Copy out each line of the listing below where the string "Macintosh" appears.
BEGIN Supplied data
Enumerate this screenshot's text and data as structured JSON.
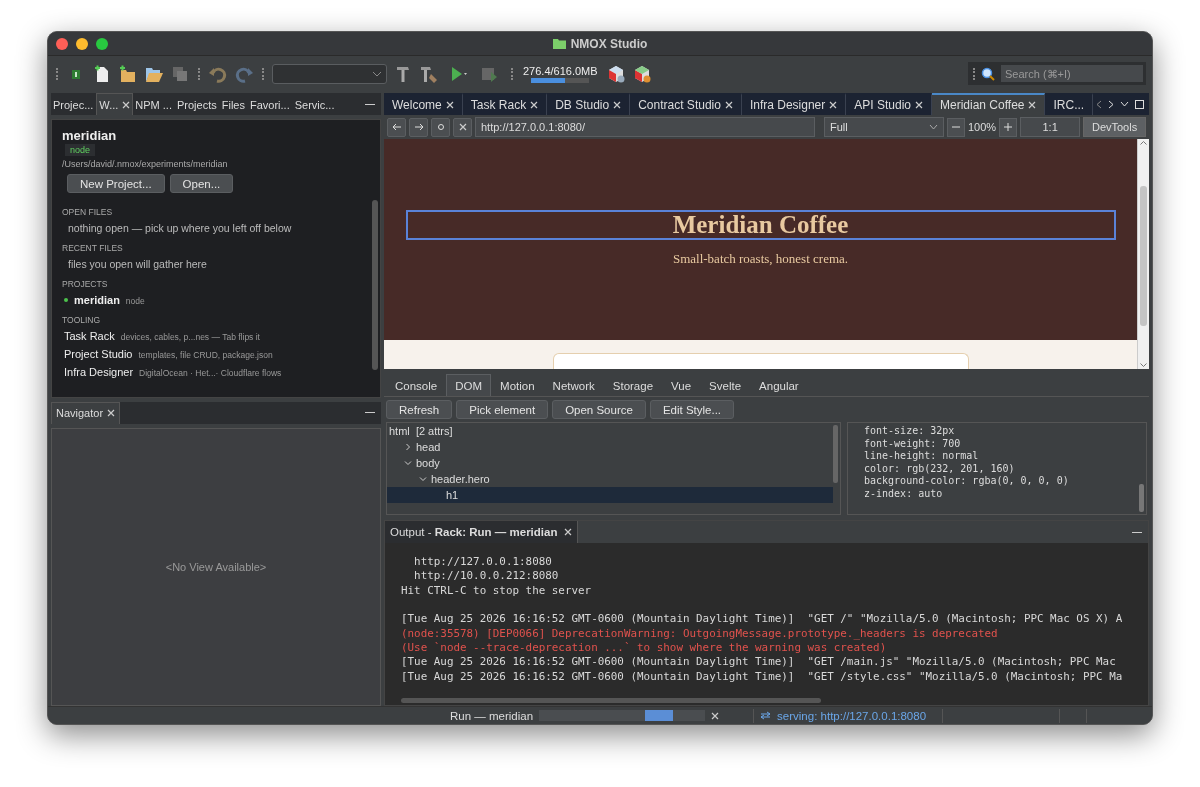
{
  "window": {
    "title": "NMOX Studio"
  },
  "toolbar": {
    "memory": {
      "reading": "276.4/616.0MB",
      "level": 0.58
    },
    "search": {
      "placeholder": "Search (⌘+I)"
    }
  },
  "left_tabs": [
    {
      "label": "Projec...",
      "selected": false,
      "closable": false
    },
    {
      "label": "W...",
      "selected": true,
      "closable": true
    },
    {
      "label": "NPM ...",
      "selected": false,
      "closable": false
    },
    {
      "label": "Projects",
      "selected": false,
      "closable": false
    },
    {
      "label": "Files",
      "selected": false,
      "closable": false
    },
    {
      "label": "Favori...",
      "selected": false,
      "closable": false
    },
    {
      "label": "Servic...",
      "selected": false,
      "closable": false
    }
  ],
  "welcome": {
    "project": "meridian",
    "badge": "node",
    "path": "/Users/david/.nmox/experiments/meridian",
    "buttons": [
      "New Project...",
      "Open..."
    ],
    "sections": [
      {
        "heading": "OPEN FILES",
        "kind": "note",
        "items": [
          {
            "text": "nothing open — pick up where you left off below"
          }
        ]
      },
      {
        "heading": "RECENT FILES",
        "kind": "note",
        "items": [
          {
            "text": "files you open will gather here"
          }
        ]
      },
      {
        "heading": "PROJECTS",
        "kind": "project",
        "items": [
          {
            "text": "meridian",
            "detail": "node",
            "color": "#4cc24c"
          }
        ]
      },
      {
        "heading": "TOOLING",
        "kind": "tool",
        "items": [
          {
            "text": "Task Rack",
            "detail": "devices, cables, p...nes — Tab flips it"
          },
          {
            "text": "Project Studio",
            "detail": "templates, file CRUD, package.json"
          },
          {
            "text": "Infra Designer",
            "detail": "DigitalOcean · Het...· Cloudflare flows"
          }
        ]
      }
    ]
  },
  "navigator": {
    "tab": "Navigator",
    "empty": "<No View Available>"
  },
  "editor_tabs": [
    {
      "label": "Welcome",
      "selected": false,
      "closable": true
    },
    {
      "label": "Task Rack",
      "selected": false,
      "closable": true
    },
    {
      "label": "DB Studio",
      "selected": false,
      "closable": true
    },
    {
      "label": "Contract Studio",
      "selected": false,
      "closable": true
    },
    {
      "label": "Infra Designer",
      "selected": false,
      "closable": true
    },
    {
      "label": "API Studio",
      "selected": false,
      "closable": true
    },
    {
      "label": "Meridian Coffee",
      "selected": true,
      "closable": true
    },
    {
      "label": "IRC...",
      "selected": false,
      "closable": false
    }
  ],
  "browser": {
    "url": "http://127.0.0.1:8080/",
    "zoom_mode": "Full",
    "zoom": "100%",
    "ratio": "1:1",
    "devtools": "DevTools",
    "page": {
      "heading": "Meridian Coffee",
      "tagline": "Small-batch roasts, honest crema."
    }
  },
  "devtools": {
    "tabs": [
      {
        "label": "Console",
        "selected": false
      },
      {
        "label": "DOM",
        "selected": true
      },
      {
        "label": "Motion",
        "selected": false
      },
      {
        "label": "Network",
        "selected": false
      },
      {
        "label": "Storage",
        "selected": false
      },
      {
        "label": "Vue",
        "selected": false
      },
      {
        "label": "Svelte",
        "selected": false
      },
      {
        "label": "Angular",
        "selected": false
      }
    ],
    "buttons": [
      "Refresh",
      "Pick element",
      "Open Source",
      "Edit Style..."
    ],
    "dom_tree": [
      {
        "label": "html  [2 attrs]",
        "selected": false,
        "children": [
          {
            "label": "head",
            "expanded": false,
            "selected": false
          },
          {
            "label": "body",
            "expanded": true,
            "selected": false,
            "children": [
              {
                "label": "header.hero",
                "expanded": true,
                "selected": false,
                "children": [
                  {
                    "label": "h1",
                    "selected": true
                  }
                ]
              }
            ]
          }
        ]
      }
    ],
    "styles": [
      "font-size: 32px",
      "font-weight: 700",
      "line-height: normal",
      "color: rgb(232, 201, 160)",
      "background-color: rgba(0, 0, 0, 0)",
      "z-index: auto"
    ]
  },
  "output": {
    "title": "Output - **Rack: Run — meridian**",
    "blocks": [
      [
        {
          "text": "  http://127.0.0.1:8080",
          "kind": "log"
        },
        {
          "text": "  http://10.0.0.212:8080",
          "kind": "log"
        },
        {
          "text": "Hit CTRL-C to stop the server",
          "kind": "log"
        }
      ],
      [
        {
          "text": "[Tue Aug 25 2026 16:16:52 GMT-0600 (Mountain Daylight Time)]  \"GET /\" \"Mozilla/5.0 (Macintosh; PPC Mac OS X) A",
          "kind": "log"
        },
        {
          "text": "(node:35578) [DEP0066] DeprecationWarning: OutgoingMessage.prototype._headers is deprecated",
          "kind": "error"
        },
        {
          "text": "(Use `node --trace-deprecation ...` to show where the warning was created)",
          "kind": "error"
        },
        {
          "text": "[Tue Aug 25 2026 16:16:52 GMT-0600 (Mountain Daylight Time)]  \"GET /main.js\" \"Mozilla/5.0 (Macintosh; PPC Mac",
          "kind": "log"
        },
        {
          "text": "[Tue Aug 25 2026 16:16:52 GMT-0600 (Mountain Daylight Time)]  \"GET /style.css\" \"Mozilla/5.0 (Macintosh; PPC Ma",
          "kind": "log"
        }
      ]
    ]
  },
  "status_bar": {
    "task": "Run — meridian",
    "serving": "serving: http://127.0.0.1:8080"
  }
}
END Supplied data
→ Your response:
          "text": "[Tue Aug 25 2026 16:16:52 GMT-0600 (Mountain Daylight Time)]  \"GET /\" \"Mozilla/5.0 (Macintosh; PPC Mac OS X) A",
          "text": "[Tue Aug 25 2026 16:16:52 GMT-0600 (Mountain Daylight Time)]  \"GET /main.js\" \"Mozilla/5.0 (Macintosh; PPC Mac",
          "text": "[Tue Aug 25 2026 16:16:52 GMT-0600 (Mountain Daylight Time)]  \"GET /style.css\" \"Mozilla/5.0 (Macintosh; PPC Ma",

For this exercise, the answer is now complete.